Preparing Shabbat dinner for our family and sometimes for guests, nearly every Friday night, has taught me how much our behavior shapes our feelings. Over the years there were definitely times when I didn’t ‘feel like it’ but I did it anyway. Pushing through enabled the accumulated joys of weekly Shabbat dinners to win out. I look forward all week to our Shabbat dinners – and appreciate when we are invited to someone else’s home, knowing the effort involved.

If you seldom or never prepare a Shabbat dinner the prospect can seem overwhelming. That is why I cheer for every program, initiative and idea that makes Shabbat do-able for more people. For example:

*Check out Nina Badzin’s helpful list of creative hacks to make hosting Shabbat dinner easier.

*This week #ShareShabbat is taking place in our community. A week of classes on challah baking, hosting Shabbat dinner and even ‘prep and schlep’ cooking will culminate in Shabbat dinner this Friday. Kits including challah covers, a kiddush cup and wine will be provided. Participants are encouraged to invite someone to their table that they know, but with whom they have not celebrated Shabbat before.

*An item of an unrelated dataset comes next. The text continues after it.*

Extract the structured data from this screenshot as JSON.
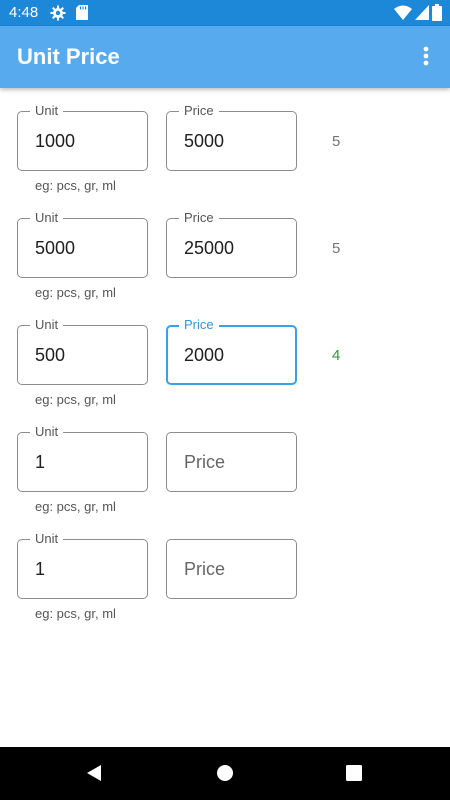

*Programs such as One Table invite people in their 20s and 30s to connect: “to build a Shabbat dinner practice that feels personal, authentic, valuable and lasting.” Seventy-four (!) upcoming Shabbat dinners are listed on their website.

Shabbat was in the back of my mind as I read David Brook’s fascinating article, “The Nuclear Family Was a Mistake”. While explaining the many factors that have contributed to the decline of the traditional nuclear family, he also suggests that a new family paradigm may be emerging- the ‘forged family’, bringing non-biologic kin into family-like relationships. The beauty of Shabbat is that it accommodates family structures of every kind. Shabbat’s gifts are available to all.

It’s a gift we give ourselves and our families, if we choose to open it.

Now, time to start cooking….Shabbat will be here soon!

About the Author
Sally Abrams co-directs the Speakers Bureau of the Jewish Community Relations Council of Minnesota and the Dakotas. She has presented the program “Israel and the Middle East: the Challenge of Peace” at hundreds of churches, schools and civic groups throughout the Twin Cities and beyond. A resident of suburban Minneapolis, Sally speaks fluent Hebrew, is wild about the recipes of Yotam Ottolenghi, the music of Idan Raichel, and is always planning her next trip to Israel. Visit: sallygabrams.com
Related Topics
Related Posts
Comments